It’s true. Today, it’s hard to express your own views within the realm of rational discussion. It’s hard to say anything at all, really, without offending someone. I like to...
The governor's task force on broadband held a meeting on September 10 from 10 a.m. to 2 p.m. at the Douglas County Library in Alexandria. The meeting began with a welcome by Alexandria Mayor Sara Carlson and an Introducing Libraries presentation by Jennifer Nelson of the State Library Services. One of the main presentations given was Libraries Respond to the Digital Landscape by Melinda Ludwiczak of the Metropolitan Library Service Agency (MELSA).
The Science Museum in St. Paul has it. The Minneapolis Institute of Arts has it. And now, as of early August, the Runestone Museum in Alexandria has it. An audio tour. Using an online program called OnCell, the Runestone Museum offers exclusive audio descriptions of some of its exhibits, according to Jim Bergquist, Runestone Museum manager. OnCell is an online system that stores recorded files that people create, and then it connects to a mobile device so that the recording is accessible, Bergquist said.
The year was 1976. Thousands upon thousands flocked to Alexandria for the chilly December snowmobile race. Polaris had been dominating the professional circuits for the past two years with its Starfire sleds and team of racers, appropriately dubbed the "Starfire Kids." Now equipped with the young trio of Jerry Bunke, Brad Hulings and Steve Thorsen, as well as new dark blue machines, Polaris was set to dominate once again.

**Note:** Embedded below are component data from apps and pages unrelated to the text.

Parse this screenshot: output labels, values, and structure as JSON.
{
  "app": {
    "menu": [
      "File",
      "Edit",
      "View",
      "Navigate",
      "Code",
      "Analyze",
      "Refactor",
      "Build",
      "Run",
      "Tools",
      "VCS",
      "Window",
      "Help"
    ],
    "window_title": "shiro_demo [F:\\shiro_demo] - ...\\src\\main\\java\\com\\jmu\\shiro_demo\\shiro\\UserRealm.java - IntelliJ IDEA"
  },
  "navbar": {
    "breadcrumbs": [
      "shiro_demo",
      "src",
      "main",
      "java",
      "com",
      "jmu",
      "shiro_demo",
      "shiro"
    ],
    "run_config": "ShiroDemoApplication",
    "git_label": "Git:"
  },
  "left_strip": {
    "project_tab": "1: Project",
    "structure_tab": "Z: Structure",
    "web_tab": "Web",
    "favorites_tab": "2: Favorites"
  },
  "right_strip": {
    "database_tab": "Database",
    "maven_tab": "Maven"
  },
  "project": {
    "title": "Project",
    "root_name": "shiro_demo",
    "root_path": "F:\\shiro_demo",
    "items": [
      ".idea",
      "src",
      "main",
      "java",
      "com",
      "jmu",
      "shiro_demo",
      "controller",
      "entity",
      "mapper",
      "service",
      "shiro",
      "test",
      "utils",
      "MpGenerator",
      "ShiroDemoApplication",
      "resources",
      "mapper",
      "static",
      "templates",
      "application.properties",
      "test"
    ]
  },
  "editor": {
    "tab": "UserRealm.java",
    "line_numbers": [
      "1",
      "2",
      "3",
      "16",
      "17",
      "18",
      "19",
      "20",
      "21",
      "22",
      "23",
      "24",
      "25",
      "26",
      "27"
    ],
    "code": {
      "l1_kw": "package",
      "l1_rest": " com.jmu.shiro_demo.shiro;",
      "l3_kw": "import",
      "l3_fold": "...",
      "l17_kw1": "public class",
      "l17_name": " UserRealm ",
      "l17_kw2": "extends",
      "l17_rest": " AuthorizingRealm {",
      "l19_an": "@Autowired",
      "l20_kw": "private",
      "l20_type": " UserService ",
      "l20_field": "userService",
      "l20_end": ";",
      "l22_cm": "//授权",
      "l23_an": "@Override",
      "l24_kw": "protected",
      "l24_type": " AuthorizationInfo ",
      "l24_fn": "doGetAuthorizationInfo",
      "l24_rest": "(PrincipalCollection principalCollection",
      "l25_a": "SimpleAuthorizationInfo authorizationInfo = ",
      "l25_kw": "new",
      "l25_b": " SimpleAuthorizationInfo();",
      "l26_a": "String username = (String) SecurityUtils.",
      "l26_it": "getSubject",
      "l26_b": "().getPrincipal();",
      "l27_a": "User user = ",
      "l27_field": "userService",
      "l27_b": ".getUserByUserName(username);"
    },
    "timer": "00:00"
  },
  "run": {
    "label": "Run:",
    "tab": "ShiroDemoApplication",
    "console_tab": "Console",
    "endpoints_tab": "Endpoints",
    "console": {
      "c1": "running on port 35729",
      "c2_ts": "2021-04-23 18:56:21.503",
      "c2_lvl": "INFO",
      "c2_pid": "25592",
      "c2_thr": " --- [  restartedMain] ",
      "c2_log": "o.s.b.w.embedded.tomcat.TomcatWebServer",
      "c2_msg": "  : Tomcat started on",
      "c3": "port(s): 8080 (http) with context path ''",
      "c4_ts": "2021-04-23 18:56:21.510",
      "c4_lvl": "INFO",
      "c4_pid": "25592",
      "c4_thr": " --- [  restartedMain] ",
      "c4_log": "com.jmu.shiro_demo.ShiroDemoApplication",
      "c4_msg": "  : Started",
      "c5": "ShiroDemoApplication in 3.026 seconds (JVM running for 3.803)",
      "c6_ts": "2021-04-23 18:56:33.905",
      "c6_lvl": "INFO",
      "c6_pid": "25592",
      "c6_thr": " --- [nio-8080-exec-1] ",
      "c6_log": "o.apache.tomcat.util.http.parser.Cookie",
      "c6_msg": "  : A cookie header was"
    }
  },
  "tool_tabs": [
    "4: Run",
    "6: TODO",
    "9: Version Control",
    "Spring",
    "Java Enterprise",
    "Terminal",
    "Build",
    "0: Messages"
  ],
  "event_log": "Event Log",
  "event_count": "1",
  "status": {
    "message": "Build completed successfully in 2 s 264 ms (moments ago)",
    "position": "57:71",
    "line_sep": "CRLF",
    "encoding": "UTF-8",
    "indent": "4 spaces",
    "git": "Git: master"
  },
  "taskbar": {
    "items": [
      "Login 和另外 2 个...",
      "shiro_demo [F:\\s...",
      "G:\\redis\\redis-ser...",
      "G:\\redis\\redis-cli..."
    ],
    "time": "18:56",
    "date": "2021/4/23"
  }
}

There he stands. At 28-feet-tall and constructed of Fiberglas, the Viking statue known as Big Ole has been keeping an eye on Alexandria from his vantage point at north Broadway for nearly 50 years. But he hasn't been without hardship. Over and over again, he's been the target of natural disasters and vandals alike. In 1996, 70-mile-per-hour straight-line winds created a sway in his steel-enforced structure.
Where do you go when you want to get away? Osakis, of course! After spending a year at my first full-time job, I was due for a nice vacation, or a mini vacation at least. I wasn't stressed, per se, but a part of me just needed a little change in the daily routine.